Ihab Hassan was born in Cairo, Egypt, and emigrated to the United States in 1946. He was Emeritus Vilas Research Professor at the University of Wisconsin–Milwaukee. His writings include Radical Innocence: Studies in the Contemporary American Novel (1961), The Literature of Silence: Henry Miller and Samuel Beckett (1967), The Dismemberment of Orpheus: Toward a Postmodern Literature (1971, 1982), Paracriticisms: Seven Speculations of the Times (1975), The Right Promethean Fire: Imagination, Science, and Cultural Change (1980), The Postmodern Turn: Essays in Postmodern Theory and Culture (1987), Selves at Risk: Patterns of Quest in Contemporary American Letters (1990), and Rumors of Change: Essays of Five Decades (1995), as well as two memoirs, Out of Egypt: Scenes and Arguments of an Autobiography (1985) and Between the Eagle and the Sun: Traces of Japan (1996). Recently, he has published many short stories in various literary magazines and is completing a novel, The Changeling. His last published work was In Quest of Nothing: Selected Essays, 1998-2008 (2010). In addition, he has written more than 300 essays and reviews on literary and cultural subjects.
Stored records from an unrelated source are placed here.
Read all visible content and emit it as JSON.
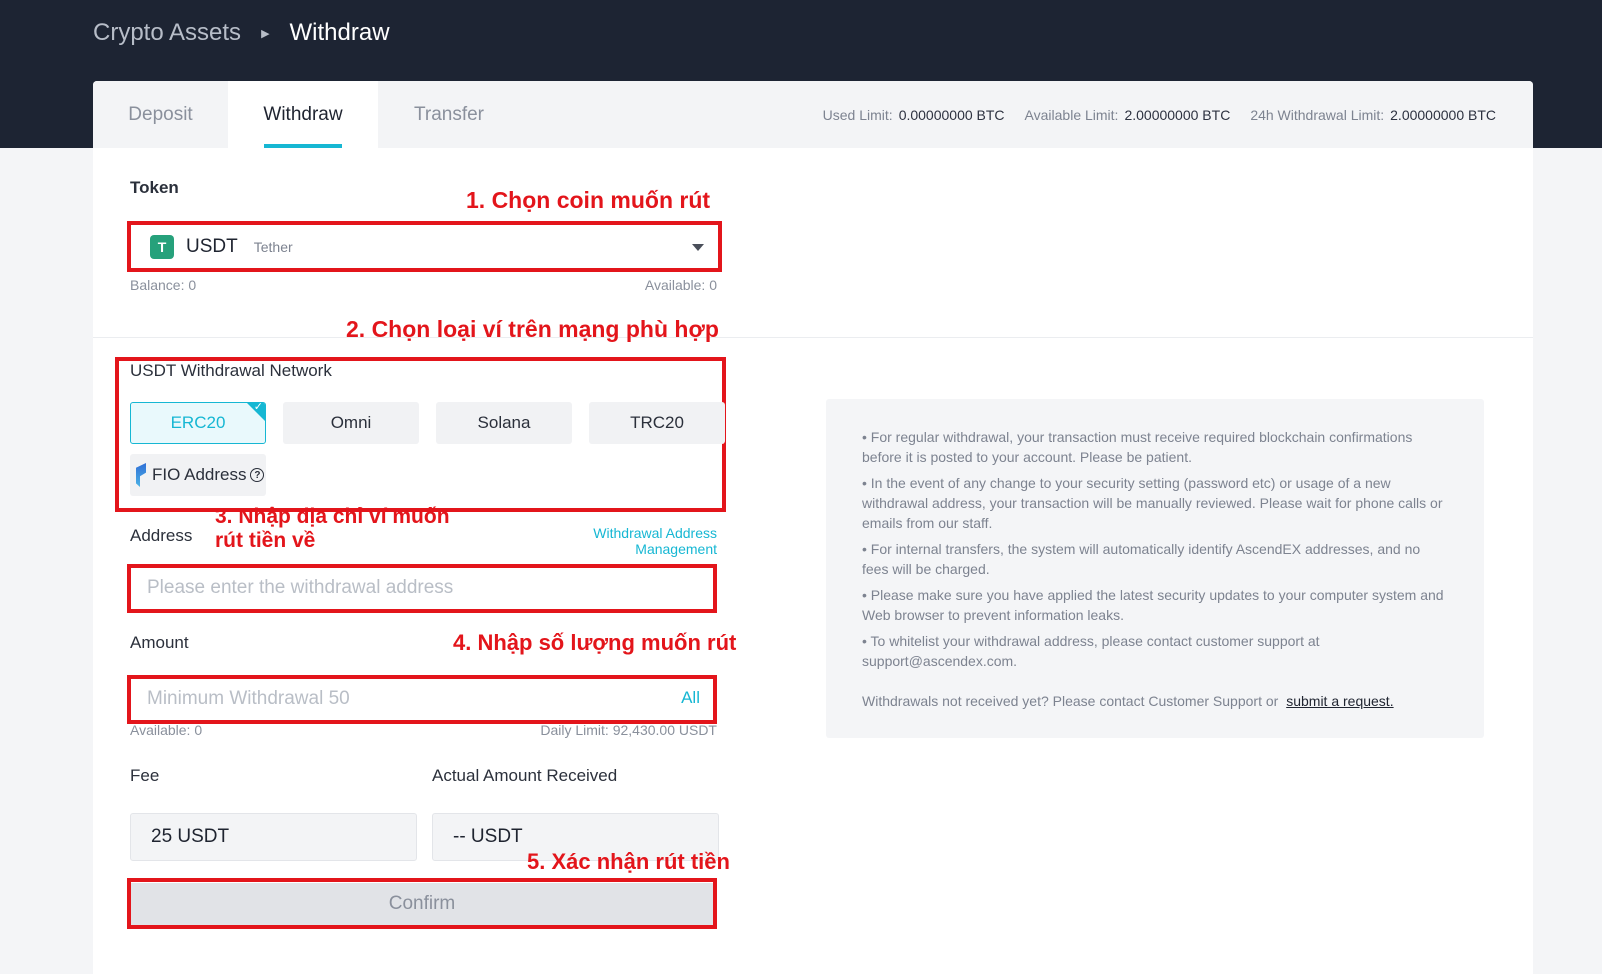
{
  "breadcrumb": {
    "parent": "Crypto Assets",
    "current": "Withdraw"
  },
  "tabs": [
    "Deposit",
    "Withdraw",
    "Transfer"
  ],
  "limits": [
    {
      "label": "Used Limit:",
      "value": "0.00000000 BTC"
    },
    {
      "label": "Available Limit:",
      "value": "2.00000000 BTC"
    },
    {
      "label": "24h Withdrawal Limit:",
      "value": "2.00000000 BTC"
    }
  ],
  "token": {
    "label": "Token",
    "symbol": "USDT",
    "name": "Tether",
    "logo_letter": "T",
    "balance": "Balance: 0",
    "available": "Available: 0"
  },
  "network": {
    "label": "USDT Withdrawal Network",
    "options": [
      "ERC20",
      "Omni",
      "Solana",
      "TRC20"
    ],
    "selected": "ERC20",
    "fio_label": "FIO Address"
  },
  "address": {
    "label": "Address",
    "manage_link": "Withdrawal Address Management",
    "placeholder": "Please enter the withdrawal address"
  },
  "amount": {
    "label": "Amount",
    "placeholder": "Minimum Withdrawal 50",
    "all_label": "All",
    "available": "Available: 0",
    "daily_limit": "Daily Limit: 92,430.00 USDT"
  },
  "fee": {
    "label": "Fee",
    "value": "25 USDT"
  },
  "received": {
    "label": "Actual Amount Received",
    "value": "-- USDT"
  },
  "confirm_label": "Confirm",
  "annotations": {
    "step1": "1. Chọn coin muốn rút",
    "step2": "2. Chọn loại ví trên mạng phù hợp",
    "step3_line1": "3. Nhập địa chỉ ví muốn",
    "step3_line2": "rút tiền về",
    "step4": "4. Nhập số lượng muốn rút",
    "step5": "5. Xác nhận rút tiền"
  },
  "notices": [
    "• For regular withdrawal, your transaction must receive required blockchain confirmations before it is posted to your account. Please be patient.",
    "• In the event of any change to your security setting (password etc) or usage of a new withdrawal address, your transaction will be manually reviewed. Please wait for phone calls or emails from our staff.",
    "• For internal transfers, the system will automatically identify AscendEX addresses, and no fees will be charged.",
    "• Please make sure you have applied the latest security updates to your computer system and Web browser to prevent information leaks.",
    "• To whitelist your withdrawal address, please contact customer support at support@ascendex.com."
  ],
  "notice_footer": "Withdrawals not received yet? Please contact Customer Support or",
  "notice_link": "submit a request.",
  "colors": {
    "accent": "#16b7d3",
    "annotation": "#e3151b",
    "header_bg": "#1d2433"
  }
}
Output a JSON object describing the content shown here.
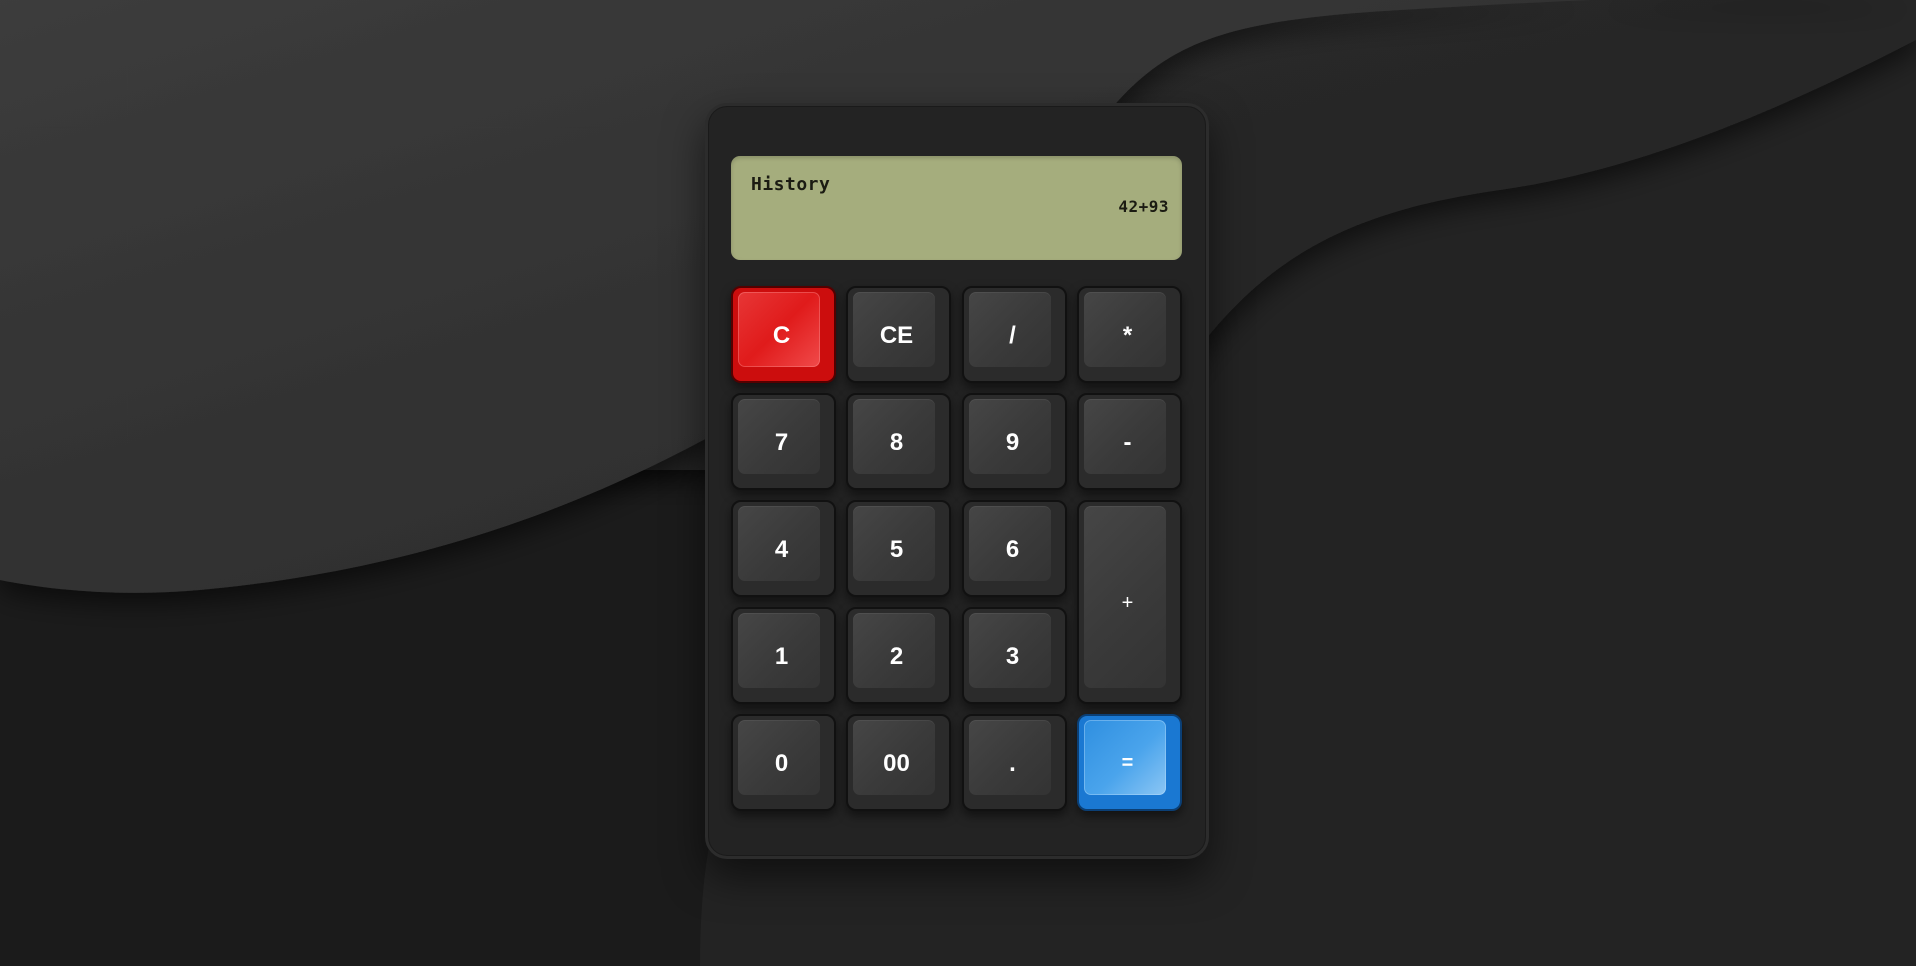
{
  "display": {
    "history_label": "History",
    "expression": "42+93"
  },
  "keys": {
    "clear": "C",
    "clear_entry": "CE",
    "divide": "/",
    "multiply": "*",
    "seven": "7",
    "eight": "8",
    "nine": "9",
    "minus": "-",
    "four": "4",
    "five": "5",
    "six": "6",
    "plus": "+",
    "one": "1",
    "two": "2",
    "three": "3",
    "zero": "0",
    "double_zero": "00",
    "decimal": ".",
    "equals": "="
  },
  "colors": {
    "background": "#1c1c1c",
    "body": "#232323",
    "display": "#a5ad7d",
    "key": "#3e3e3e",
    "clear_key": "#e01b1b",
    "equals_key": "#2f8fe0"
  }
}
Hassan received honorary degrees from the Faculty of Humanities at Uppsala University, Sweden (1996) and the University of Giessen (1999), two Guggenheim Fellowships (1958, 1962), and three Senior Fulbright Lectureships (1966, 1974, 1975). He was on the Faculty of the School of Letters, Indiana University (1964), Visiting Fellow at the Woodrow Wilson International Center for Scholars (1972), twice on the Faculty of the Salzburg Summer Seminars in American Studies (1965,1975), Senior Fellow at the Camargo Foundation in Cassis (1974–1975), Resident Scholar at the Rockefeller Study Center in Bellagio (1978), twice a Senior Fellow at the Humanities Research Center in Canberra (1990, 2003), Resident Fellow at the Humanities Research Institute of the University of California, Irvine (1990), on the Faculty of the Stuttgart Summer Seminars in Cultural Studies (1991), and three times on the Faculty of the Scandinavian Summer School of Literary Theory and Criticism in Karlskrona (2000, 20001, 2004). He has also received the Alumni Teaching Award and the Honors Program Teaching Award at the University of Wisconsin in Milwaukee, where he has taught for 29 years. In addition he has delivered more than 500 public lectures in North America, Europe, Asia, Africa, Australia, and New Zealand.
The following table is taken from a part of The Dismemberment of Orpheus that was reprinted in Postmodern American Fiction: A Norton Anthology (1998). It seeks to explain the differences, both concrete and abstract, between modernism and postmodernism.
Hassan's table of differences between modernism and postmodernism
This section needs expansion. You can help by adding to it.(April 2012)
Hassan's Table of Differences between Modernism and Postmodernism ends with the statement (The Dismemberment of Orpheus, p. 269): "Yet the dichotomies this table represents remain insecure, equivocal. For differences shift, defer, even collapse; concepts in any one vertical column are not all equivalent; and inversions and exceptions, in both modernism and postmodernism, abound."